**Assignment:** Search the entries for the word "symbol" and report each line that has it.

Data records for software interfaces
================
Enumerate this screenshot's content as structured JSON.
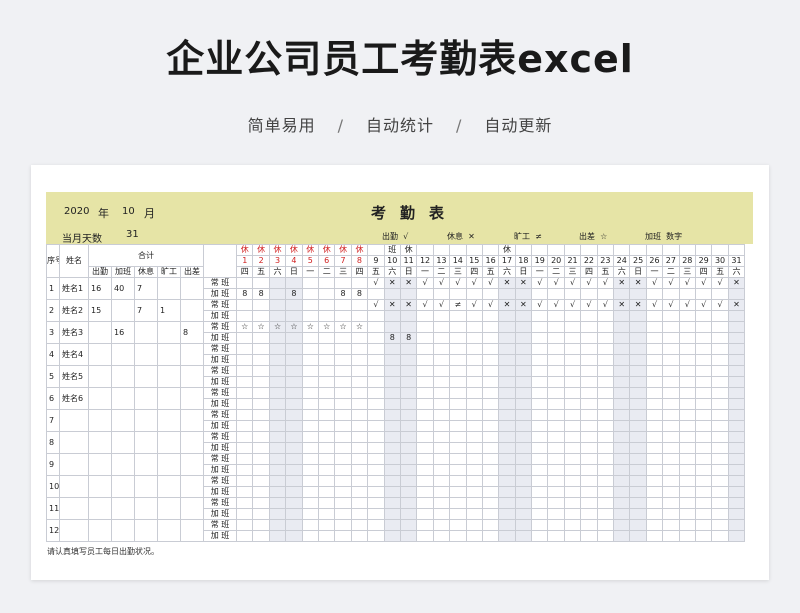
{
  "page_title": "企业公司员工考勤表excel",
  "subtitle": [
    "简单易用",
    "/",
    "自动统计",
    "/",
    "自动更新"
  ],
  "sheet": {
    "year": "2020",
    "year_label": "年",
    "month": "10",
    "month_label": "月",
    "title": "考勤表",
    "days_label": "当月天数",
    "days_value": "31",
    "legend": [
      {
        "label": "出勤",
        "symbol": "√"
      },
      {
        "label": "休息",
        "symbol": "✕"
      },
      {
        "label": "旷工",
        "symbol": "≠"
      },
      {
        "label": "出差",
        "symbol": "☆"
      },
      {
        "label": "加班",
        "symbol": "数字"
      }
    ],
    "header": {
      "seq": "序号",
      "name": "姓名",
      "total": "合计",
      "total_cols": [
        "出勤",
        "加班",
        "休息",
        "旷工",
        "出差"
      ]
    },
    "days": [
      "1",
      "2",
      "3",
      "4",
      "5",
      "6",
      "7",
      "8",
      "9",
      "10",
      "11",
      "12",
      "13",
      "14",
      "15",
      "16",
      "17",
      "18",
      "19",
      "20",
      "21",
      "22",
      "23",
      "24",
      "25",
      "26",
      "27",
      "28",
      "29",
      "30",
      "31"
    ],
    "day_marks": [
      "休",
      "休",
      "休",
      "休",
      "休",
      "休",
      "休",
      "休",
      "",
      "班",
      "休",
      "",
      "",
      "",
      "",
      "",
      "休",
      "",
      "",
      "",
      "",
      "",
      "",
      "",
      "",
      "",
      "",
      "",
      "",
      "",
      ""
    ],
    "weekdays": [
      "四",
      "五",
      "六",
      "日",
      "一",
      "二",
      "三",
      "四",
      "五",
      "六",
      "日",
      "一",
      "二",
      "三",
      "四",
      "五",
      "六",
      "日",
      "一",
      "二",
      "三",
      "四",
      "五",
      "六",
      "日",
      "一",
      "二",
      "三",
      "四",
      "五",
      "六"
    ],
    "row_types": [
      "常 班",
      "加 班"
    ],
    "employees": [
      {
        "seq": "1",
        "name": "姓名1",
        "totals": [
          "16",
          "40",
          "7",
          "",
          ""
        ],
        "regular": [
          "",
          "",
          "",
          "",
          "",
          "",
          "",
          "",
          "√",
          "✕",
          "✕",
          "√",
          "√",
          "√",
          "√",
          "√",
          "✕",
          "✕",
          "√",
          "√",
          "√",
          "√",
          "√",
          "✕",
          "✕",
          "√",
          "√",
          "√",
          "√",
          "√",
          "✕"
        ],
        "overtime": [
          "8",
          "8",
          "",
          "8",
          "",
          "",
          "8",
          "8",
          "",
          "",
          "",
          "",
          "",
          "",
          "",
          "",
          "",
          "",
          "",
          "",
          "",
          "",
          "",
          "",
          "",
          "",
          "",
          "",
          "",
          "",
          ""
        ]
      },
      {
        "seq": "2",
        "name": "姓名2",
        "totals": [
          "15",
          "",
          "7",
          "1",
          ""
        ],
        "regular": [
          "",
          "",
          "",
          "",
          "",
          "",
          "",
          "",
          "√",
          "✕",
          "✕",
          "√",
          "√",
          "≠",
          "√",
          "√",
          "✕",
          "✕",
          "√",
          "√",
          "√",
          "√",
          "√",
          "✕",
          "✕",
          "√",
          "√",
          "√",
          "√",
          "√",
          "✕"
        ],
        "overtime": [
          "",
          "",
          "",
          "",
          "",
          "",
          "",
          "",
          "",
          "",
          "",
          "",
          "",
          "",
          "",
          "",
          "",
          "",
          "",
          "",
          "",
          "",
          "",
          "",
          "",
          "",
          "",
          "",
          "",
          "",
          ""
        ]
      },
      {
        "seq": "3",
        "name": "姓名3",
        "totals": [
          "",
          "16",
          "",
          "",
          "8"
        ],
        "regular": [
          "☆",
          "☆",
          "☆",
          "☆",
          "☆",
          "☆",
          "☆",
          "☆",
          "",
          "",
          "",
          "",
          "",
          "",
          "",
          "",
          "",
          "",
          "",
          "",
          "",
          "",
          "",
          "",
          "",
          "",
          "",
          "",
          "",
          "",
          ""
        ],
        "overtime": [
          "",
          "",
          "",
          "",
          "",
          "",
          "",
          "",
          "",
          "8",
          "8",
          "",
          "",
          "",
          "",
          "",
          "",
          "",
          "",
          "",
          "",
          "",
          "",
          "",
          "",
          "",
          "",
          "",
          "",
          "",
          ""
        ]
      },
      {
        "seq": "4",
        "name": "姓名4",
        "totals": [
          "",
          "",
          "",
          "",
          ""
        ],
        "regular": [],
        "overtime": []
      },
      {
        "seq": "5",
        "name": "姓名5",
        "totals": [
          "",
          "",
          "",
          "",
          ""
        ],
        "regular": [],
        "overtime": []
      },
      {
        "seq": "6",
        "name": "姓名6",
        "totals": [
          "",
          "",
          "",
          "",
          ""
        ],
        "regular": [],
        "overtime": []
      },
      {
        "seq": "7",
        "name": "",
        "totals": [
          "",
          "",
          "",
          "",
          ""
        ],
        "regular": [],
        "overtime": []
      },
      {
        "seq": "8",
        "name": "",
        "totals": [
          "",
          "",
          "",
          "",
          ""
        ],
        "regular": [],
        "overtime": []
      },
      {
        "seq": "9",
        "name": "",
        "totals": [
          "",
          "",
          "",
          "",
          ""
        ],
        "regular": [],
        "overtime": []
      },
      {
        "seq": "10",
        "name": "",
        "totals": [
          "",
          "",
          "",
          "",
          ""
        ],
        "regular": [],
        "overtime": []
      },
      {
        "seq": "11",
        "name": "",
        "totals": [
          "",
          "",
          "",
          "",
          ""
        ],
        "regular": [],
        "overtime": []
      },
      {
        "seq": "12",
        "name": "",
        "totals": [
          "",
          "",
          "",
          "",
          ""
        ],
        "regular": [],
        "overtime": []
      }
    ],
    "footnote": "请认真填写员工每日出勤状况。"
  }
}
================
**Answer below:**
        "symbol": "√"
        "symbol": "✕"
        "symbol": "≠"
        "symbol": "☆"
        "symbol": "数字"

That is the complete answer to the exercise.